Translated by Andrew Brown
Foreword by Adam Thirlwell
When Henri Beyle – pen-name Stendhal – took in hand the education of his deeply loved sister Pauline, he was obliged to carry out her tuition by correspondence. In his letters to her he instructs her in what she should read (Plutarch, Molière, Shakespeare); what to study (philosophy, logic, mathematics, music); whether or not to get married (and to what kind of man), and generally how to enliven the tedium of a French provincial town.

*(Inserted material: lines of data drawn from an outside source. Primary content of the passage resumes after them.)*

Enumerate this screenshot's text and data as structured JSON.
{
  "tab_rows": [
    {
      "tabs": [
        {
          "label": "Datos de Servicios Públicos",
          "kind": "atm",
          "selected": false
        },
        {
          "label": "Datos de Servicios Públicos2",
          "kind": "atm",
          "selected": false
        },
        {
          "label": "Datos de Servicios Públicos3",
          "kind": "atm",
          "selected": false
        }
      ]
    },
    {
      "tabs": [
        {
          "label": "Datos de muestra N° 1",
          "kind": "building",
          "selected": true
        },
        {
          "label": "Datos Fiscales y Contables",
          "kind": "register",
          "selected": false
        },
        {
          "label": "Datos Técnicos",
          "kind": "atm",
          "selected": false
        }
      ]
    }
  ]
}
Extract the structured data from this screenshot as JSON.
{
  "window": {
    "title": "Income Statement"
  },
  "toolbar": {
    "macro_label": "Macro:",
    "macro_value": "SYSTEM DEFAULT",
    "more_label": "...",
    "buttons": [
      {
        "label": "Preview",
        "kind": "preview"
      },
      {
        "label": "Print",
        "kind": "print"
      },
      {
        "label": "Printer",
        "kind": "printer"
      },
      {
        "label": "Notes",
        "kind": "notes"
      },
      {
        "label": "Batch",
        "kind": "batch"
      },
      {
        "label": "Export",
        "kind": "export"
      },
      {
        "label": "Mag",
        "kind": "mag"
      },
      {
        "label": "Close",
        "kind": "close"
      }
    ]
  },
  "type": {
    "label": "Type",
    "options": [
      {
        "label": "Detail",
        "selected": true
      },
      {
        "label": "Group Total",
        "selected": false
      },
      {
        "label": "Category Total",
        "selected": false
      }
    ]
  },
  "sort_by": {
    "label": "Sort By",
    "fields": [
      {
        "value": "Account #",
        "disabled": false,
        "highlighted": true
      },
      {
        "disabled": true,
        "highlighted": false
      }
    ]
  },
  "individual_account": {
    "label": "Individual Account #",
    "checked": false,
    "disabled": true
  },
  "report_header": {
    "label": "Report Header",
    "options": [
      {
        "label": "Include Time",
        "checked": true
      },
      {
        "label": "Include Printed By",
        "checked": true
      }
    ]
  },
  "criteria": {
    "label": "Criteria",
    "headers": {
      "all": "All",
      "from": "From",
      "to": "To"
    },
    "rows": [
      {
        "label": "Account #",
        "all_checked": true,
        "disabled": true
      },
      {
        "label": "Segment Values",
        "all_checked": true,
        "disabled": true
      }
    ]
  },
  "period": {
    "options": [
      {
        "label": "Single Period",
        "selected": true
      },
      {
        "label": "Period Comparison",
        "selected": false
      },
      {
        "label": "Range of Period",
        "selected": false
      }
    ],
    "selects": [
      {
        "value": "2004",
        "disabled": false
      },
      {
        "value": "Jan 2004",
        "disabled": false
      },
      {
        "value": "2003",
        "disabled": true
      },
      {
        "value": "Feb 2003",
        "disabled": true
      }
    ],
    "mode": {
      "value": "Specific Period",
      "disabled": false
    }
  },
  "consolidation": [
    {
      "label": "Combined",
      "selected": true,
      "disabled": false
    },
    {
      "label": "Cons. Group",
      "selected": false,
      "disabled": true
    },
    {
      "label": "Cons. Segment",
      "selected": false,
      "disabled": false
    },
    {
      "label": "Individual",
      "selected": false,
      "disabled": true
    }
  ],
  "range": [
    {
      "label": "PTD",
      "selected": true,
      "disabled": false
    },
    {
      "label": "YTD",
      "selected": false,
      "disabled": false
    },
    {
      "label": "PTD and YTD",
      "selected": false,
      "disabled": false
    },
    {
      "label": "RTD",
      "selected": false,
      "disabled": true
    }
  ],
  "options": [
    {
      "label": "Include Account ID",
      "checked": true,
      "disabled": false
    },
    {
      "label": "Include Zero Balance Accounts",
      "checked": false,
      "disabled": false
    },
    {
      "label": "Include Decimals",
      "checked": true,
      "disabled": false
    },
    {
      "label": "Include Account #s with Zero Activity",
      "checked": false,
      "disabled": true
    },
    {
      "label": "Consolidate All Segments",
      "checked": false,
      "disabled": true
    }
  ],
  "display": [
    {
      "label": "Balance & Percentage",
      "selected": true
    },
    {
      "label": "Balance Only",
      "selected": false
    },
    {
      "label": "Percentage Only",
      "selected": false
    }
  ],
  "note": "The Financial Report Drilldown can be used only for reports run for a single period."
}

At the same time, he encourages her to think for herself – a process that, inevitably, reveals what he thought when thinking for himself.
This selection of Stendhal's letters to his sister are written in his usual apparently artless, unbuttoned, sparkling style, and mark the transition of a literary man into a mature and accomplished writer.
Publication date: 01/08/2011